The wound closure of hyperglycemic rats treated with aucubin (20 and 40 µg) were lower than that of negative control on day 5. It means that within five days both 20 and 40 μg of aucubin could not improve the wound healing process. However, wound closure of animal group treated with aucubin (40 µg) was higher than negative control on the day 10. This indicated that within ten days aucubin in the dose of 40 µg could facilitate the wound healing process. Normal rats (group P3) were used to ensure that aucubin was able to treat incision wounds under non-hyperglycemic conditions as well. However, statistical analysis showed that the wound closure of hyperglycemic rats (group P2) and normal rats (group P3) were not significantly different on the day 10. This may occur because the wound healing activity of aucubin in hyperglycemic conditions is as strong as in non-hyperglycemic conditions. Moreover, the wound closure of hyperglycemic rats treated with 40 µg of aucubin (group P2) was significantly higher than that of group received 20 µg of aucubin (group P1) on the day 10. This indicated that the higher dose, the higher activity. However, a dermal toxicity test of aucubin is further required to ensure its safety.
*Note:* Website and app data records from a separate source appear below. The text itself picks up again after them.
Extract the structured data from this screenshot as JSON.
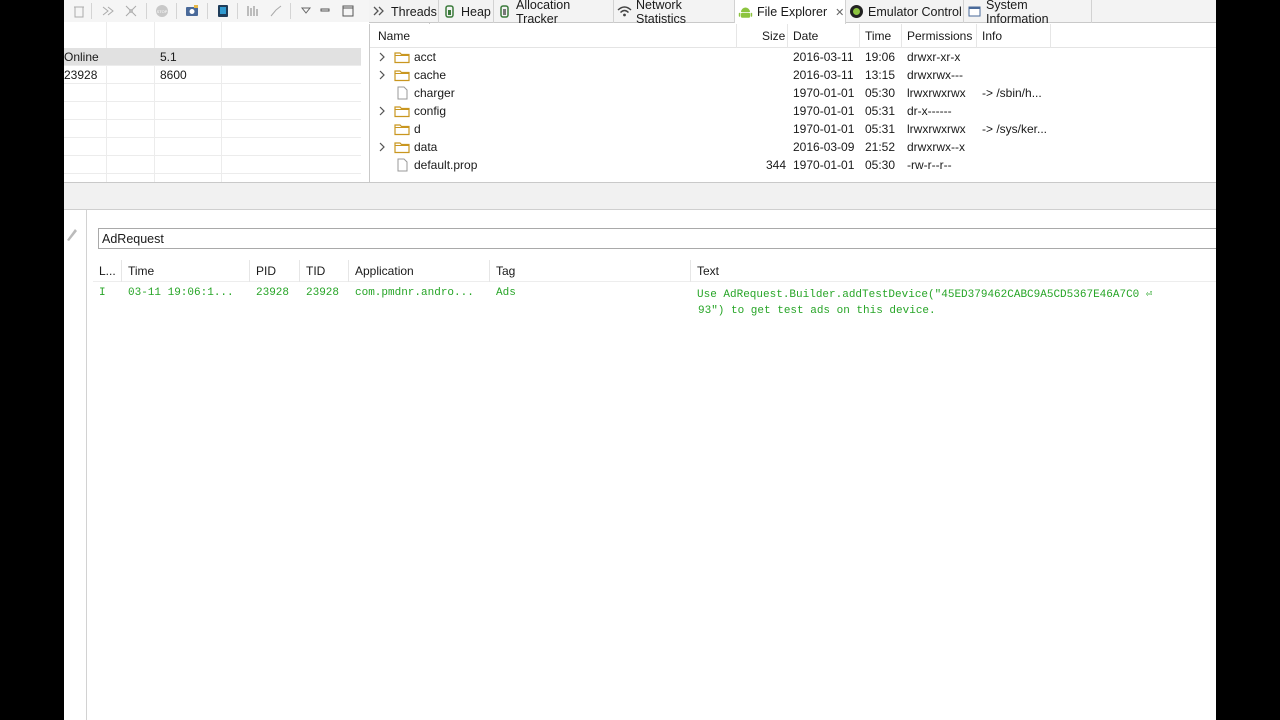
{
  "devices": {
    "rows": [
      {
        "state": "Online",
        "version": "5.1"
      },
      {
        "state": "23928",
        "version": "8600"
      }
    ]
  },
  "tabs": [
    {
      "label": "Threads",
      "icon": "threads-icon"
    },
    {
      "label": "Heap",
      "icon": "heap-icon"
    },
    {
      "label": "Allocation Tracker",
      "icon": "allocation-tracker-icon"
    },
    {
      "label": "Network Statistics",
      "icon": "network-icon"
    },
    {
      "label": "File Explorer",
      "icon": "android-icon",
      "active": true
    },
    {
      "label": "Emulator Control",
      "icon": "emulator-icon"
    },
    {
      "label": "System Information",
      "icon": "system-info-icon"
    }
  ],
  "file_explorer": {
    "columns": {
      "name": "Name",
      "size": "Size",
      "date": "Date",
      "time": "Time",
      "permissions": "Permissions",
      "info": "Info"
    },
    "rows": [
      {
        "name": "acct",
        "size": "",
        "date": "2016-03-11",
        "time": "19:06",
        "permissions": "drwxr-xr-x",
        "info": ""
      },
      {
        "name": "cache",
        "size": "",
        "date": "2016-03-11",
        "time": "13:15",
        "permissions": "drwxrwx---",
        "info": ""
      },
      {
        "name": "charger",
        "size": "",
        "date": "1970-01-01",
        "time": "05:30",
        "permissions": "lrwxrwxrwx",
        "info": "-> /sbin/h..."
      },
      {
        "name": "config",
        "size": "",
        "date": "1970-01-01",
        "time": "05:31",
        "permissions": "dr-x------",
        "info": ""
      },
      {
        "name": "d",
        "size": "",
        "date": "1970-01-01",
        "time": "05:31",
        "permissions": "lrwxrwxrwx",
        "info": "-> /sys/ker..."
      },
      {
        "name": "data",
        "size": "",
        "date": "2016-03-09",
        "time": "21:52",
        "permissions": "drwxrwx--x",
        "info": ""
      },
      {
        "name": "default.prop",
        "size": "344",
        "date": "1970-01-01",
        "time": "05:30",
        "permissions": "-rw-r--r--",
        "info": ""
      }
    ]
  },
  "logcat": {
    "filter_value": "AdRequest",
    "columns": {
      "level": "L...",
      "time": "Time",
      "pid": "PID",
      "tid": "TID",
      "application": "Application",
      "tag": "Tag",
      "text": "Text"
    },
    "rows": [
      {
        "level": "I",
        "time": "03-11 19:06:1...",
        "pid": "23928",
        "tid": "23928",
        "application": "com.pmdnr.andro...",
        "tag": "Ads",
        "text_line1": "Use AdRequest.Builder.addTestDevice(\"45ED379462CABC9A5CD5367E46A7C0 ⏎",
        "text_line2": "93\") to get test ads on this device."
      }
    ]
  },
  "colors": {
    "log_info": "#27a527",
    "folder": "#e8b94a",
    "android": "#8cc43f"
  }
}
Both aucubin and positive control exhibited complete wound closure on the day 21. The proliferative phase is the phase in which fibroblasts undergo proliferation and synthesize collagen, thus forming collagen fibers which will close the wound.20 This phase usually occurs up to 21 days, therefore the wound closure was analyzed during 21 days.
The time taken by the wound to close perfectly was evaluated as well. Wound healing time of group treated with 40 µg aucubin was significantly shorter than those of 20 µg of aucubin and positive control. This is consistent with the result of wound closure. At the higher dose, aucubin has the higher percentage of wound closure and shorter healing time. Wound healing time of normal rats treated with aucubin were not different from the hyperglycemic rats. This also indicated that wound healing activity of aucubin in hyperglycemic conditions is as strong as non-hyperglycemic conditions. Zheng et al. showed that aucubin may inhibit the growth of Escherichia coli and Staphylococcus aureus, while wounds in hyperglycemic conditions are particularly susceptible to gram-positive bacteria such as Staphylococcus, Streptococcus, and Clostridium.6 The wound healing time of vehicle group (group K2) was the longest amongst the other groups. This is also consistent with the result of wound closure on day 21, which is base gel as a negative control could not accelerate wound healing in hyperglycemic conditions.